## Task statement
Lines below that include the word "label" should each be copied.

## Records for the task

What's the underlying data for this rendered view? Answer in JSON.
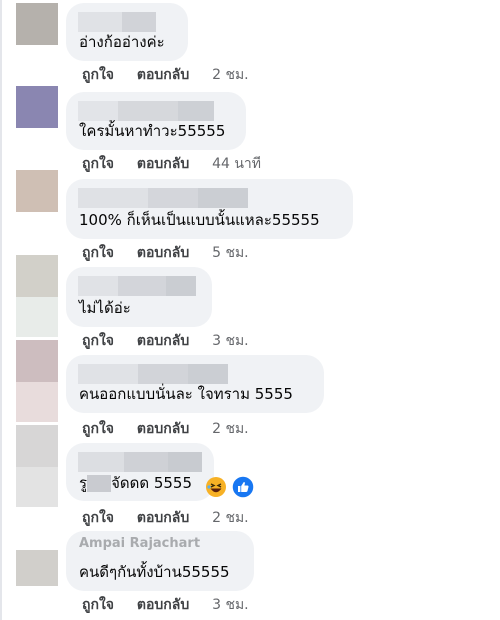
{
  "comments": [
    {
      "text": "อ่างก้ออ่างค่ะ",
      "like": "ถูกใจ",
      "reply": "ตอบกลับ",
      "time": "2 ชม."
    },
    {
      "text": "ใครมั้นหาทำวะ55555",
      "like": "ถูกใจ",
      "reply": "ตอบกลับ",
      "time": "44 นาที"
    },
    {
      "text": "100% ก็เห็นเป็นแบบนั้นแหละ55555",
      "like": "ถูกใจ",
      "reply": "ตอบกลับ",
      "time": "5 ชม."
    },
    {
      "text": "ไม่ได้อ่ะ",
      "like": "ถูกใจ",
      "reply": "ตอบกลับ",
      "time": "3 ชม."
    },
    {
      "text": "คนออกแบบนั่นละ ใจทราม 5555",
      "like": "ถูกใจ",
      "reply": "ตอบกลับ",
      "time": "2 ชม."
    },
    {
      "text_prefix": "รู",
      "text_suffix": "จัดดด 5555",
      "reactions": [
        "haha-icon",
        "like-icon"
      ],
      "like": "ถูกใจ",
      "reply": "ตอบกลับ",
      "time": "2 ชม."
    },
    {
      "name_partial": "Ampai Rajachart",
      "text": "คนดีๆกันทั้งบ้าน55555",
      "like": "ถูกใจ",
      "reply": "ตอบกลับ",
      "time": "3 ชม."
    }
  ],
  "colors": {
    "bubble": "#f0f2f5",
    "blur": "#d8dadf",
    "action_text": "#404245",
    "time_text": "#65676b",
    "like_blue": "#1877f2",
    "haha_yellow": "#f7b125"
  }
}
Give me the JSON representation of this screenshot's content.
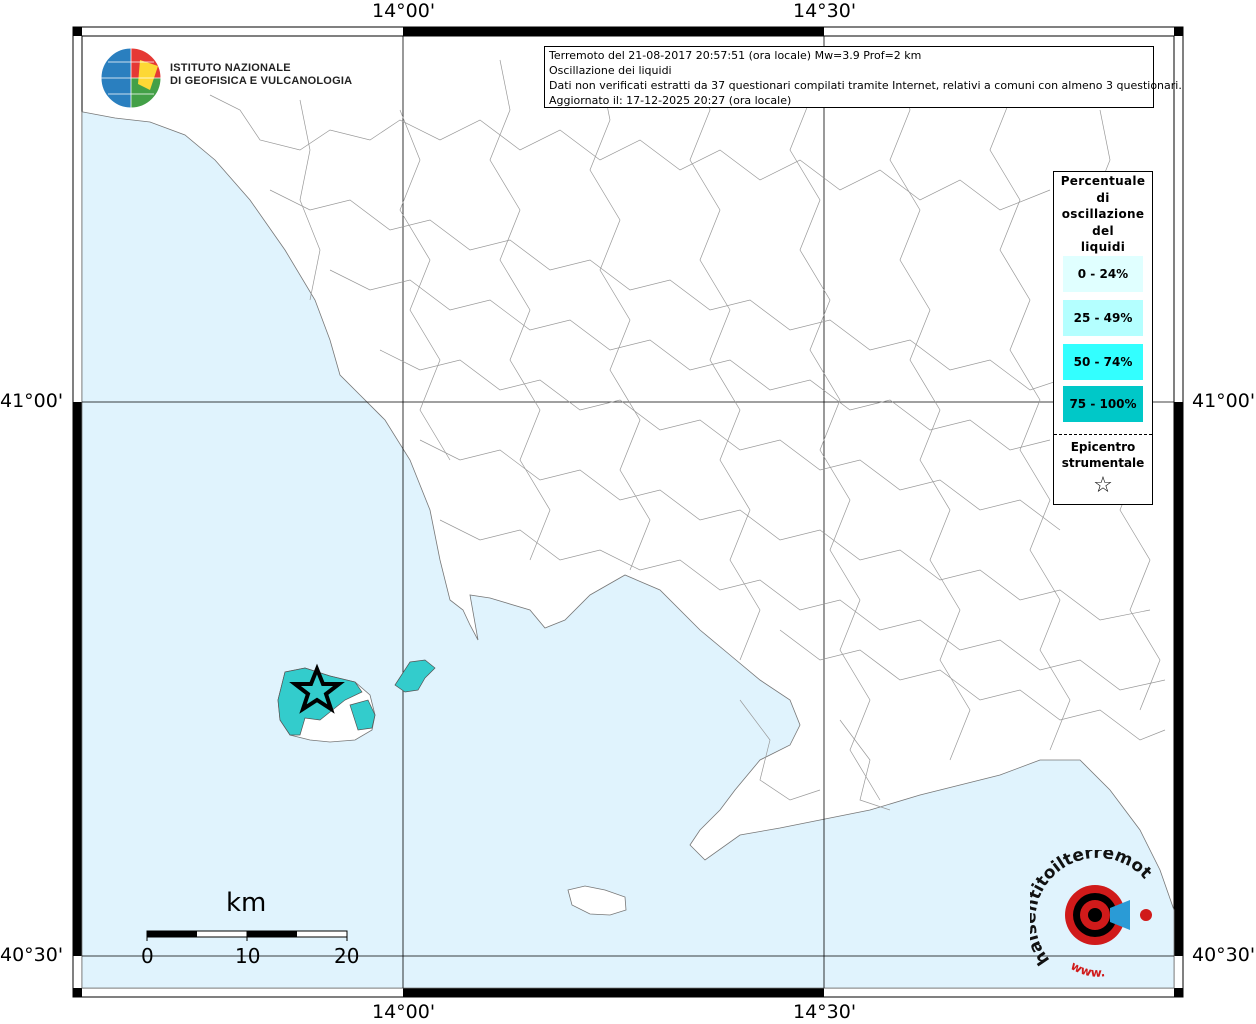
{
  "header": {
    "line1": "Terremoto del 21-08-2017 20:57:51 (ora locale) Mw=3.9 Prof=2 km",
    "line2": "Oscillazione dei liquidi",
    "line3": "Dati non verificati estratti da 37 questionari compilati tramite Internet, relativi a comuni con almeno 3 questionari.",
    "line4": "Aggiornato il: 17-12-2025 20:27 (ora locale)"
  },
  "ingv": {
    "line1": "ISTITUTO NAZIONALE",
    "line2": "DI GEOFISICA E VULCANOLOGIA"
  },
  "axes": {
    "top_left": "14°00'",
    "top_right": "14°30'",
    "bottom_left": "14°00'",
    "bottom_right": "14°30'",
    "left_upper": "41°00'",
    "left_lower": "40°30'",
    "right_upper": "41°00'",
    "right_lower": "40°30'"
  },
  "legend": {
    "title_lines": [
      "Percentuale",
      "di",
      "oscillazione",
      "del",
      "liquidi"
    ],
    "classes": [
      {
        "label": "0 - 24%",
        "color": "#e0ffff"
      },
      {
        "label": "25 - 49%",
        "color": "#b4ffff"
      },
      {
        "label": "50 - 74%",
        "color": "#33ffff"
      },
      {
        "label": "75 - 100%",
        "color": "#00c8c8"
      }
    ],
    "epicenter_line1": "Epicentro",
    "epicenter_line2": "strumentale",
    "epicenter_symbol": "☆"
  },
  "scale": {
    "unit": "km",
    "ticks": [
      "0",
      "10",
      "20"
    ]
  },
  "colors": {
    "sea": "#e0f3fd",
    "land": "#ffffff",
    "epicenter_fill": "#33cccc"
  },
  "watermark": {
    "text": "haisentitoilterremoto.it",
    "www": "www."
  }
}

## Finished exercise
        "label": "0 - 24%",
        "label": "25 - 49%",
        "label": "50 - 74%",
        "label": "75 - 100%",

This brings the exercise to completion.